▶ **Exercise requirements**: Each line with the string "gmail" is to be copied from the records below.

▶ **Exercise material**:

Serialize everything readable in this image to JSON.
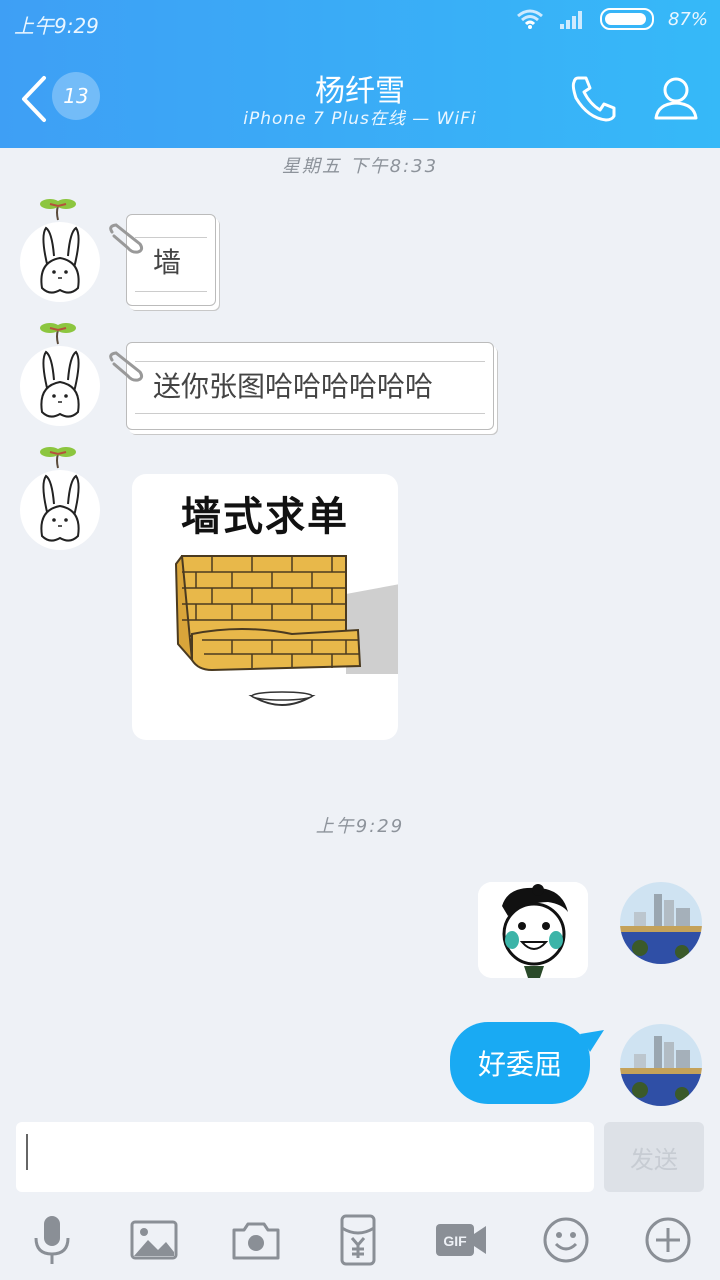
{
  "status_bar": {
    "time": "上午9:29",
    "battery": "87%"
  },
  "header": {
    "unread_count": "13",
    "contact_name": "杨纤雪",
    "presence": "iPhone 7 Plus在线 — WiFi"
  },
  "messages": {
    "timestamp_1": "星期五 下午8:33",
    "msg_1": "墙",
    "msg_2": "送你张图哈哈哈哈哈哈",
    "meme_caption": "墙式求单",
    "timestamp_2": "上午9:29",
    "msg_self": "好委屈"
  },
  "composer": {
    "send_label": "发送"
  },
  "toolbar": {
    "icons": [
      "microphone-icon",
      "image-icon",
      "camera-icon",
      "red-packet-icon",
      "gif-icon",
      "emoji-icon",
      "plus-icon"
    ]
  },
  "colors": {
    "header_start": "#3e9ff5",
    "header_end": "#36b9f8",
    "bubble": "#19aaf3",
    "background": "#eef1f6"
  }
}
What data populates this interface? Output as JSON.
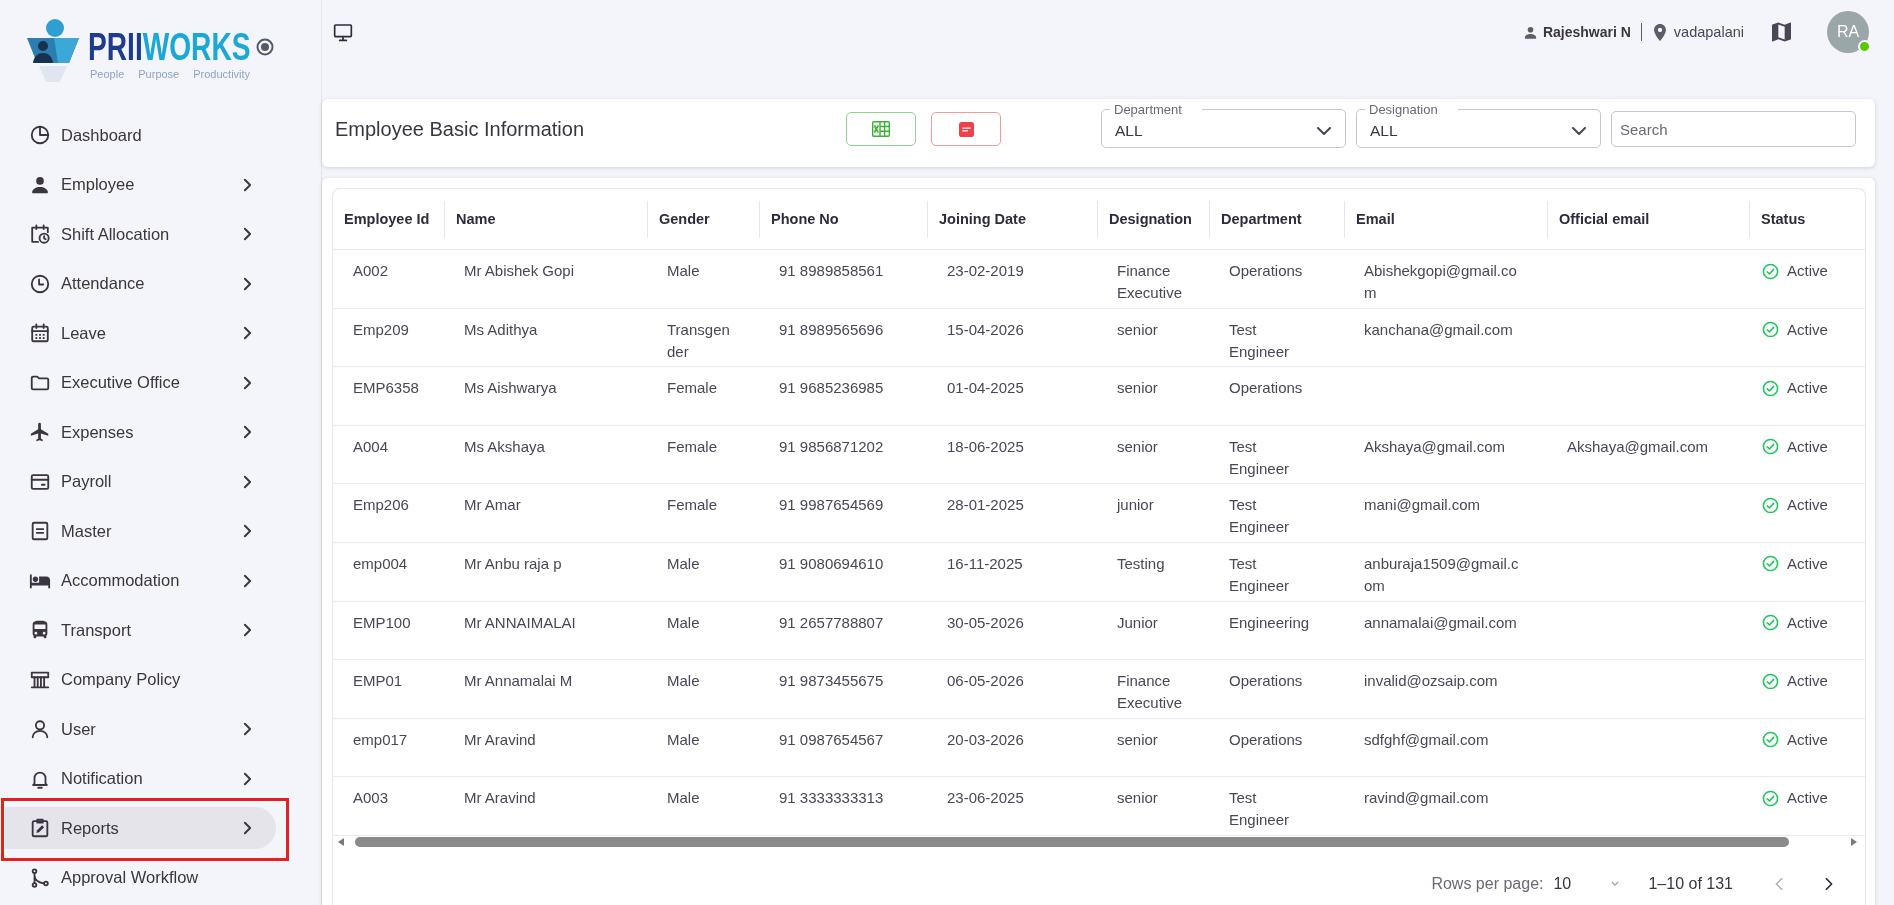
{
  "logo": {
    "wordmark": [
      "PRII",
      "WORKS"
    ],
    "tagline": [
      "People",
      "Purpose",
      "Productivity"
    ]
  },
  "sidebar": {
    "items": [
      {
        "label": "Dashboard",
        "expandable": false,
        "selected": false,
        "annotated": false
      },
      {
        "label": "Employee",
        "expandable": true,
        "selected": false,
        "annotated": false
      },
      {
        "label": "Shift Allocation",
        "expandable": true,
        "selected": false,
        "annotated": false
      },
      {
        "label": "Attendance",
        "expandable": true,
        "selected": false,
        "annotated": false
      },
      {
        "label": "Leave",
        "expandable": true,
        "selected": false,
        "annotated": false
      },
      {
        "label": "Executive Office",
        "expandable": true,
        "selected": false,
        "annotated": false
      },
      {
        "label": "Expenses",
        "expandable": true,
        "selected": false,
        "annotated": false
      },
      {
        "label": "Payroll",
        "expandable": true,
        "selected": false,
        "annotated": false
      },
      {
        "label": "Master",
        "expandable": true,
        "selected": false,
        "annotated": false
      },
      {
        "label": "Accommodation",
        "expandable": true,
        "selected": false,
        "annotated": false
      },
      {
        "label": "Transport",
        "expandable": true,
        "selected": false,
        "annotated": false
      },
      {
        "label": "Company Policy",
        "expandable": false,
        "selected": false,
        "annotated": false
      },
      {
        "label": "User",
        "expandable": true,
        "selected": false,
        "annotated": false
      },
      {
        "label": "Notification",
        "expandable": true,
        "selected": false,
        "annotated": false
      },
      {
        "label": "Reports",
        "expandable": true,
        "selected": true,
        "annotated": true
      },
      {
        "label": "Approval Workflow",
        "expandable": false,
        "selected": false,
        "annotated": false
      }
    ]
  },
  "top_bar": {
    "user_name": "Rajeshwari N",
    "location": "vadapalani",
    "avatar": {
      "initials": "RA",
      "online": true
    }
  },
  "toolbar": {
    "title": "Employee Basic Information",
    "exports": [
      {
        "kind": "excel"
      },
      {
        "kind": "pdf"
      }
    ],
    "filters": [
      {
        "label": "Department",
        "value": "ALL"
      },
      {
        "label": "Designation",
        "value": "ALL"
      }
    ],
    "search": {
      "placeholder": "Search"
    }
  },
  "table": {
    "columns": [
      {
        "label": "Employee Id",
        "kind": "text"
      },
      {
        "label": "Name",
        "kind": "text"
      },
      {
        "label": "Gender",
        "kind": "text"
      },
      {
        "label": "Phone No",
        "kind": "text"
      },
      {
        "label": "Joining Date",
        "kind": "text"
      },
      {
        "label": "Designation",
        "kind": "text"
      },
      {
        "label": "Department",
        "kind": "text"
      },
      {
        "label": "Email",
        "kind": "text"
      },
      {
        "label": "Official email",
        "kind": "text"
      },
      {
        "label": "Status",
        "kind": "status"
      }
    ],
    "rows": [
      [
        "A002",
        "Mr Abishek Gopi",
        "Male",
        "91 8989858561",
        "23-02-2019",
        "Finance Executive",
        "Operations",
        "Abishekgopi@gmail.com",
        null,
        "Active"
      ],
      [
        "Emp209",
        "Ms Adithya",
        "Transgender",
        "91 8989565696",
        "15-04-2026",
        "senior",
        "Test Engineer",
        "kanchana@gmail.com",
        null,
        "Active"
      ],
      [
        "EMP6358",
        "Ms Aishwarya",
        "Female",
        "91 9685236985",
        "01-04-2025",
        "senior",
        "Operations",
        null,
        null,
        "Active"
      ],
      [
        "A004",
        "Ms Akshaya",
        "Female",
        "91 9856871202",
        "18-06-2025",
        "senior",
        "Test Engineer",
        "Akshaya@gmail.com",
        "Akshaya@gmail.com",
        "Active"
      ],
      [
        "Emp206",
        "Mr Amar",
        "Female",
        "91 9987654569",
        "28-01-2025",
        "junior",
        "Test Engineer",
        "mani@gmail.com",
        null,
        "Active"
      ],
      [
        "emp004",
        "Mr Anbu raja p",
        "Male",
        "91 9080694610",
        "16-11-2025",
        "Testing",
        "Test Engineer",
        "anburaja1509@gmail.com",
        null,
        "Active"
      ],
      [
        "EMP100",
        "Mr ANNAIMALAI",
        "Male",
        "91 2657788807",
        "30-05-2026",
        "Junior",
        "Engineering",
        "annamalai@gmail.com",
        null,
        "Active"
      ],
      [
        "EMP01",
        "Mr Annamalai M",
        "Male",
        "91 9873455675",
        "06-05-2026",
        "Finance Executive",
        "Operations",
        "invalid@ozsaip.com",
        null,
        "Active"
      ],
      [
        "emp017",
        "Mr Aravind",
        "Male",
        "91 0987654567",
        "20-03-2026",
        "senior",
        "Operations",
        "sdfghf@gmail.com",
        null,
        "Active"
      ],
      [
        "A003",
        "Mr Aravind",
        "Male",
        "91 3333333313",
        "23-06-2025",
        "senior",
        "Test Engineer",
        "ravind@gmail.com",
        null,
        "Active"
      ]
    ]
  },
  "pagination": {
    "rows_per_page_label": "Rows per page:",
    "rows_per_page": "10",
    "range": "1–10 of 131",
    "previous_disabled": true,
    "next_disabled": false
  }
}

▶ **Solution for this problem**:
        "Abishekgopi@gmail.com",
        "kanchana@gmail.com",
        "Akshaya@gmail.com",
        "Akshaya@gmail.com",
        "mani@gmail.com",
        "anburaja1509@gmail.com",
        "annamalai@gmail.com",
        "sdfghf@gmail.com",
        "ravind@gmail.com",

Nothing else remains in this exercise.